Search the entries below for "RMProcessoSeletivo", and copy each line where it appears.

§ Data for the task:
....
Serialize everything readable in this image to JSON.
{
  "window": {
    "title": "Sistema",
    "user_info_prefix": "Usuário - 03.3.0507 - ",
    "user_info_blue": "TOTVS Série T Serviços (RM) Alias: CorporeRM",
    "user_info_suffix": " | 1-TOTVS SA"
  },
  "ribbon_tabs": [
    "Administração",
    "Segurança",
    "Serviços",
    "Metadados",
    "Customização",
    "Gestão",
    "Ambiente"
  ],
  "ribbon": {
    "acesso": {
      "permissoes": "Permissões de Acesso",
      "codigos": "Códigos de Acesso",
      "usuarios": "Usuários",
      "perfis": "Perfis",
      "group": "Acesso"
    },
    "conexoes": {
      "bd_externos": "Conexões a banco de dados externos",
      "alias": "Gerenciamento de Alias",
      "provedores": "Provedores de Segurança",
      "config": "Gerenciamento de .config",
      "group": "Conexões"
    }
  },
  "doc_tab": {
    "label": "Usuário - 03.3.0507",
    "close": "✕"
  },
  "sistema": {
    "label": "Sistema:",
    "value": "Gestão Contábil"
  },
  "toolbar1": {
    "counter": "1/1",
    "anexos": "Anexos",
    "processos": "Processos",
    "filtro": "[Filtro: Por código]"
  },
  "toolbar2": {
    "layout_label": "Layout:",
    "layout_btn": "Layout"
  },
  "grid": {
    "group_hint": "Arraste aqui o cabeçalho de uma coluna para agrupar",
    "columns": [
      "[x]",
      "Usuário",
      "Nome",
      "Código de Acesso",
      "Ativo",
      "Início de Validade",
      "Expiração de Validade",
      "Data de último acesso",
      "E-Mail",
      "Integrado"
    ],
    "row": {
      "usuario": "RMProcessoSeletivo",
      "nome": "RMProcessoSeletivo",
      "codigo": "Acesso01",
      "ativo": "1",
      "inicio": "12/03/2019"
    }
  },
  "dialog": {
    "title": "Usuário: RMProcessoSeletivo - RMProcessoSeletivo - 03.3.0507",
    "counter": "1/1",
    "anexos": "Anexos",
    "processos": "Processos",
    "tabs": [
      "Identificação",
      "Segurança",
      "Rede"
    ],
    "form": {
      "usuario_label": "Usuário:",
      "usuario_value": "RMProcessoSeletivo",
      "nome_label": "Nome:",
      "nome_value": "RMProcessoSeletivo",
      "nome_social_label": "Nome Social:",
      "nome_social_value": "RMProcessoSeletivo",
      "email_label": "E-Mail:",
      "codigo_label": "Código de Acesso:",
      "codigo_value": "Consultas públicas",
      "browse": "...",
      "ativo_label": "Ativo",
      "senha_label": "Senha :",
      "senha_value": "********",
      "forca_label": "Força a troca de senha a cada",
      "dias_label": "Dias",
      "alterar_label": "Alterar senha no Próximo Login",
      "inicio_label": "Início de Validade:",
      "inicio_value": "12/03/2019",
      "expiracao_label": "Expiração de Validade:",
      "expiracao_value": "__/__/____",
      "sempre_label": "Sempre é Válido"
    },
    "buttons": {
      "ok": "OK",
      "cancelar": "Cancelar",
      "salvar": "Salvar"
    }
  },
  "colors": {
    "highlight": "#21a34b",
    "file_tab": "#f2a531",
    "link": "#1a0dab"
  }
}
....
§ Output for this task:
      "usuario": "RMProcessoSeletivo",
      "nome": "RMProcessoSeletivo",
    "title": "Usuário: RMProcessoSeletivo - RMProcessoSeletivo - 03.3.0507",
      "usuario_value": "RMProcessoSeletivo",
      "nome_value": "RMProcessoSeletivo",
      "nome_social_value": "RMProcessoSeletivo",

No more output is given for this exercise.